False patent marking occurs when someone marks an unpatented article as patented, intending to deceive the public, and it results in "competitive injury." Though undefined in the false marking statute, competitive injury can be loosely defined as "actual monetary damages." Before September 2011, competitive injury was not required to bring a false marking suit. In fact, a plaintiff could sue any defendant for false marking on behalf of the United States (which is called suing "qui tam").
The Leahy-Smith America Invents Act amended the false marking statute by requiring competitive injury. It is not that difficult to show competitive injury, provided you have "standing."
Showing an intent to deceive is more difficult. False marking alleges fraudulent conduct, and fraud requires "particularity" in the complaint. Accordingly, a false marking complaint must explain the "who," "what," "when," "where," and "why" of false marking conduct. This is incredibly difficult before discovery, and jurisdictional discovery may be required.

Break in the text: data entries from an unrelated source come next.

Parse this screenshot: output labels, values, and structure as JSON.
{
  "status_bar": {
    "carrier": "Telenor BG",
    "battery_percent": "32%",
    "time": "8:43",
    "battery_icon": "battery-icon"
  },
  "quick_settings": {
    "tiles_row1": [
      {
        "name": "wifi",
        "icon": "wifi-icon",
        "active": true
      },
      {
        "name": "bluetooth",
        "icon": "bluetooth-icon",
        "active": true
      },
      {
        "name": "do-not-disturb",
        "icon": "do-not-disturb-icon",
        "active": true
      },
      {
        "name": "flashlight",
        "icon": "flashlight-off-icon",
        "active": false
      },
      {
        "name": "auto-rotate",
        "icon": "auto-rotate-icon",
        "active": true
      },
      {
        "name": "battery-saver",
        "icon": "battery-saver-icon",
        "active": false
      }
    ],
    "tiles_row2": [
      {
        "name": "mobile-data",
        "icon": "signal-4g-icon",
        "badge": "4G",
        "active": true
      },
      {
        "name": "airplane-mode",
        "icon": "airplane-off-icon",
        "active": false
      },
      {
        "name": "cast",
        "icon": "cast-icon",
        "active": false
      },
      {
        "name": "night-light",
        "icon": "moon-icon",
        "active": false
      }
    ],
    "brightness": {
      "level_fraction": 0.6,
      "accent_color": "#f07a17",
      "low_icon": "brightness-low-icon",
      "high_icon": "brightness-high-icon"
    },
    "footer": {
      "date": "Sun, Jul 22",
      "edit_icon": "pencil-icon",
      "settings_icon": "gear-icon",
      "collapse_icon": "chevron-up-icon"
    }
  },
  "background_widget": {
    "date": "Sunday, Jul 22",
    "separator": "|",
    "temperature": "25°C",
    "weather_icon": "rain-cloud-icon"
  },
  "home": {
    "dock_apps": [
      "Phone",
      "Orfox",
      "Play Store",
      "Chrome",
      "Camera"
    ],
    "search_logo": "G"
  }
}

Basically, you have to explain your allegations in more detail than an ordinary case when suing for false marking or fraud. If you do not sufficiently explain yourself and the false marking conduct, your complaint could be dismissed.